■ ACTION ITEM:
Would you repeat the entries beneath, with nothing changed?

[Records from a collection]
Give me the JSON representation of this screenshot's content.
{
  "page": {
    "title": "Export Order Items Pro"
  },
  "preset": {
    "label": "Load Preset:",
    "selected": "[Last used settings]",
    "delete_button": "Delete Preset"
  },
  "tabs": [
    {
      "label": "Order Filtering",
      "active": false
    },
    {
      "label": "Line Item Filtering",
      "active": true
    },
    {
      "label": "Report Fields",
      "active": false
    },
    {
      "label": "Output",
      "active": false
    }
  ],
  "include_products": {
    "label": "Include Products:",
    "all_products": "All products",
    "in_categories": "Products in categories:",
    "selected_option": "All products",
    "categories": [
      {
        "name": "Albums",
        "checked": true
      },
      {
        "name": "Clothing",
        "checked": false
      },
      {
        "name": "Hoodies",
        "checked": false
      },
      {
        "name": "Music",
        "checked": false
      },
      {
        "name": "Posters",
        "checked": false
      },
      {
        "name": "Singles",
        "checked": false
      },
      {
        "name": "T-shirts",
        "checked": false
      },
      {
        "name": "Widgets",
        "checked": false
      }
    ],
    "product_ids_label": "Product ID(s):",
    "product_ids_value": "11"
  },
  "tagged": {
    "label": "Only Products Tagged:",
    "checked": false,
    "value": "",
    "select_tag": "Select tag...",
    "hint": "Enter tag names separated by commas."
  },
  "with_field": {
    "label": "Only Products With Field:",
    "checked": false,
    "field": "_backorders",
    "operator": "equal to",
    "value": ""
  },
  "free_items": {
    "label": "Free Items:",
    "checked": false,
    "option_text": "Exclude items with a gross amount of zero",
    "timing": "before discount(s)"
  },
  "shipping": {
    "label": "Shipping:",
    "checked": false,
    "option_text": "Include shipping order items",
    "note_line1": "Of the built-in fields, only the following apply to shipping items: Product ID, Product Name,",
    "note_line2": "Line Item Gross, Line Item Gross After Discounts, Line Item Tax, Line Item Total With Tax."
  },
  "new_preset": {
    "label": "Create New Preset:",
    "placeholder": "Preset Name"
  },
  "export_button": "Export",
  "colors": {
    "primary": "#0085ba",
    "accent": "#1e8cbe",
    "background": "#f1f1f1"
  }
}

■ EXERCISE RESULT:
Give me the JSON representation of this screenshot's content.
{
  "page": {
    "title": "Export Order Items Pro"
  },
  "preset": {
    "label": "Load Preset:",
    "selected": "[Last used settings]",
    "delete_button": "Delete Preset"
  },
  "tabs": [
    {
      "label": "Order Filtering",
      "active": false
    },
    {
      "label": "Line Item Filtering",
      "active": true
    },
    {
      "label": "Report Fields",
      "active": false
    },
    {
      "label": "Output",
      "active": false
    }
  ],
  "include_products": {
    "label": "Include Products:",
    "all_products": "All products",
    "in_categories": "Products in categories:",
    "selected_option": "All products",
    "categories": [
      {
        "name": "Albums",
        "checked": true
      },
      {
        "name": "Clothing",
        "checked": false
      },
      {
        "name": "Hoodies",
        "checked": false
      },
      {
        "name": "Music",
        "checked": false
      },
      {
        "name": "Posters",
        "checked": false
      },
      {
        "name": "Singles",
        "checked": false
      },
      {
        "name": "T-shirts",
        "checked": false
      },
      {
        "name": "Widgets",
        "checked": false
      }
    ],
    "product_ids_label": "Product ID(s):",
    "product_ids_value": "11"
  },
  "tagged": {
    "label": "Only Products Tagged:",
    "checked": false,
    "value": "",
    "select_tag": "Select tag...",
    "hint": "Enter tag names separated by commas."
  },
  "with_field": {
    "label": "Only Products With Field:",
    "checked": false,
    "field": "_backorders",
    "operator": "equal to",
    "value": ""
  },
  "free_items": {
    "label": "Free Items:",
    "checked": false,
    "option_text": "Exclude items with a gross amount of zero",
    "timing": "before discount(s)"
  },
  "shipping": {
    "label": "Shipping:",
    "checked": false,
    "option_text": "Include shipping order items",
    "note_line1": "Of the built-in fields, only the following apply to shipping items: Product ID, Product Name,",
    "note_line2": "Line Item Gross, Line Item Gross After Discounts, Line Item Tax, Line Item Total With Tax."
  },
  "new_preset": {
    "label": "Create New Preset:",
    "placeholder": "Preset Name"
  },
  "export_button": "Export",
  "colors": {
    "primary": "#0085ba",
    "accent": "#1e8cbe",
    "background": "#f1f1f1"
  }
}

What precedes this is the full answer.